Start of THE DATA
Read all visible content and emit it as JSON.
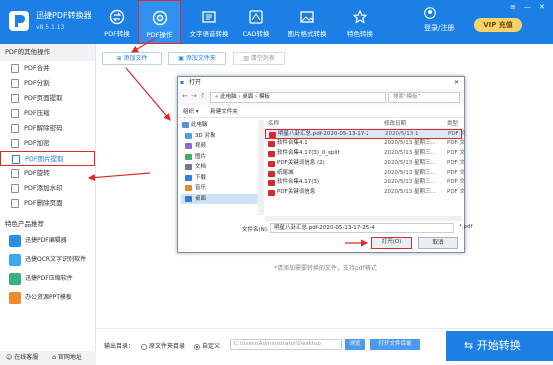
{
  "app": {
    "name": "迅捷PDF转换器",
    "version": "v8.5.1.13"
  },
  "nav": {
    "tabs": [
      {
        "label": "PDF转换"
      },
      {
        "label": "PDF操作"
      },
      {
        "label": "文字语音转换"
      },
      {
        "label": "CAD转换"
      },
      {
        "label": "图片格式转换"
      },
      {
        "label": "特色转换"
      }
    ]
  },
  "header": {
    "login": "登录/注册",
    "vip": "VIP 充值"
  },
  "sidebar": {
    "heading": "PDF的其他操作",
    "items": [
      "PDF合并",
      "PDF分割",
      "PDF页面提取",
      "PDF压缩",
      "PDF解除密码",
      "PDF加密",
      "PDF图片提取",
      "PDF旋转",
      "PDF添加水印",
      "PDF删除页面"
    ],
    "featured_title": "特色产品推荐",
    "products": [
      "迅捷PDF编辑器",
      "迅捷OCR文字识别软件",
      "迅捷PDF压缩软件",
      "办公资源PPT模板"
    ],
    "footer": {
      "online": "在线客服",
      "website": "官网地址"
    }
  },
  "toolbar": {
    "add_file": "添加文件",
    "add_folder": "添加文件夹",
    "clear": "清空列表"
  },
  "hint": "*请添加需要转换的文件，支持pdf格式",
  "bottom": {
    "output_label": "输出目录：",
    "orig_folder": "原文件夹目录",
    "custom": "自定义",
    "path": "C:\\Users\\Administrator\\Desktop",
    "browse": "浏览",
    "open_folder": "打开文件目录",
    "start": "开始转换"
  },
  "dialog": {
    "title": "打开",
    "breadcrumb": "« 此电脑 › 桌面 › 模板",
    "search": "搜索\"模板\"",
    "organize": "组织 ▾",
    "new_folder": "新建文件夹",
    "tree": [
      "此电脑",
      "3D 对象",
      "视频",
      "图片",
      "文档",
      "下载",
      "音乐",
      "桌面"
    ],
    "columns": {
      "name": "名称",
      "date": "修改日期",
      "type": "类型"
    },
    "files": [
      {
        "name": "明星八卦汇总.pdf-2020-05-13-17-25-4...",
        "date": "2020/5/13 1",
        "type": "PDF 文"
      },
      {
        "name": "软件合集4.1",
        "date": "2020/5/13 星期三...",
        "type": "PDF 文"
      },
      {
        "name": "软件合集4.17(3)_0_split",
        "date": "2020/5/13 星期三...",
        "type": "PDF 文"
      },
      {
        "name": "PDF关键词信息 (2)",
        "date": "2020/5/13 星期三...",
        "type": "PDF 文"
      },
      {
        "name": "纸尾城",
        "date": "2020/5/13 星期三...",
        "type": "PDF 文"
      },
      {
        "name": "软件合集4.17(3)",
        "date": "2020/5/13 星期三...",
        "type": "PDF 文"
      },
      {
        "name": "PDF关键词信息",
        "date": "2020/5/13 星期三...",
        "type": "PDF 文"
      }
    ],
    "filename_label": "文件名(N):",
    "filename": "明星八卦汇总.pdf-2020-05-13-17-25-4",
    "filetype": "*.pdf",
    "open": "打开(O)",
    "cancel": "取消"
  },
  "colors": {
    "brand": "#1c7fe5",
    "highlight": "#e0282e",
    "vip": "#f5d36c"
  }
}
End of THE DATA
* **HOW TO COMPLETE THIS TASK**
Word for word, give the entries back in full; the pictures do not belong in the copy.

* **FINISHED EXERCISE**
Read all visible content and emit it as JSON.
{
  "app": {
    "name": "迅捷PDF转换器",
    "version": "v8.5.1.13"
  },
  "nav": {
    "tabs": [
      {
        "label": "PDF转换"
      },
      {
        "label": "PDF操作"
      },
      {
        "label": "文字语音转换"
      },
      {
        "label": "CAD转换"
      },
      {
        "label": "图片格式转换"
      },
      {
        "label": "特色转换"
      }
    ]
  },
  "header": {
    "login": "登录/注册",
    "vip": "VIP 充值"
  },
  "sidebar": {
    "heading": "PDF的其他操作",
    "items": [
      "PDF合并",
      "PDF分割",
      "PDF页面提取",
      "PDF压缩",
      "PDF解除密码",
      "PDF加密",
      "PDF图片提取",
      "PDF旋转",
      "PDF添加水印",
      "PDF删除页面"
    ],
    "featured_title": "特色产品推荐",
    "products": [
      "迅捷PDF编辑器",
      "迅捷OCR文字识别软件",
      "迅捷PDF压缩软件",
      "办公资源PPT模板"
    ],
    "footer": {
      "online": "在线客服",
      "website": "官网地址"
    }
  },
  "toolbar": {
    "add_file": "添加文件",
    "add_folder": "添加文件夹",
    "clear": "清空列表"
  },
  "hint": "*请添加需要转换的文件，支持pdf格式",
  "bottom": {
    "output_label": "输出目录：",
    "orig_folder": "原文件夹目录",
    "custom": "自定义",
    "path": "C:\\Users\\Administrator\\Desktop",
    "browse": "浏览",
    "open_folder": "打开文件目录",
    "start": "开始转换"
  },
  "dialog": {
    "title": "打开",
    "breadcrumb": "« 此电脑 › 桌面 › 模板",
    "search": "搜索\"模板\"",
    "organize": "组织 ▾",
    "new_folder": "新建文件夹",
    "tree": [
      "此电脑",
      "3D 对象",
      "视频",
      "图片",
      "文档",
      "下载",
      "音乐",
      "桌面"
    ],
    "columns": {
      "name": "名称",
      "date": "修改日期",
      "type": "类型"
    },
    "files": [
      {
        "name": "明星八卦汇总.pdf-2020-05-13-17-25-4...",
        "date": "2020/5/13 1",
        "type": "PDF 文"
      },
      {
        "name": "软件合集4.1",
        "date": "2020/5/13 星期三...",
        "type": "PDF 文"
      },
      {
        "name": "软件合集4.17(3)_0_split",
        "date": "2020/5/13 星期三...",
        "type": "PDF 文"
      },
      {
        "name": "PDF关键词信息 (2)",
        "date": "2020/5/13 星期三...",
        "type": "PDF 文"
      },
      {
        "name": "纸尾城",
        "date": "2020/5/13 星期三...",
        "type": "PDF 文"
      },
      {
        "name": "软件合集4.17(3)",
        "date": "2020/5/13 星期三...",
        "type": "PDF 文"
      },
      {
        "name": "PDF关键词信息",
        "date": "2020/5/13 星期三...",
        "type": "PDF 文"
      }
    ],
    "filename_label": "文件名(N):",
    "filename": "明星八卦汇总.pdf-2020-05-13-17-25-4",
    "filetype": "*.pdf",
    "open": "打开(O)",
    "cancel": "取消"
  },
  "colors": {
    "brand": "#1c7fe5",
    "highlight": "#e0282e",
    "vip": "#f5d36c"
  }
}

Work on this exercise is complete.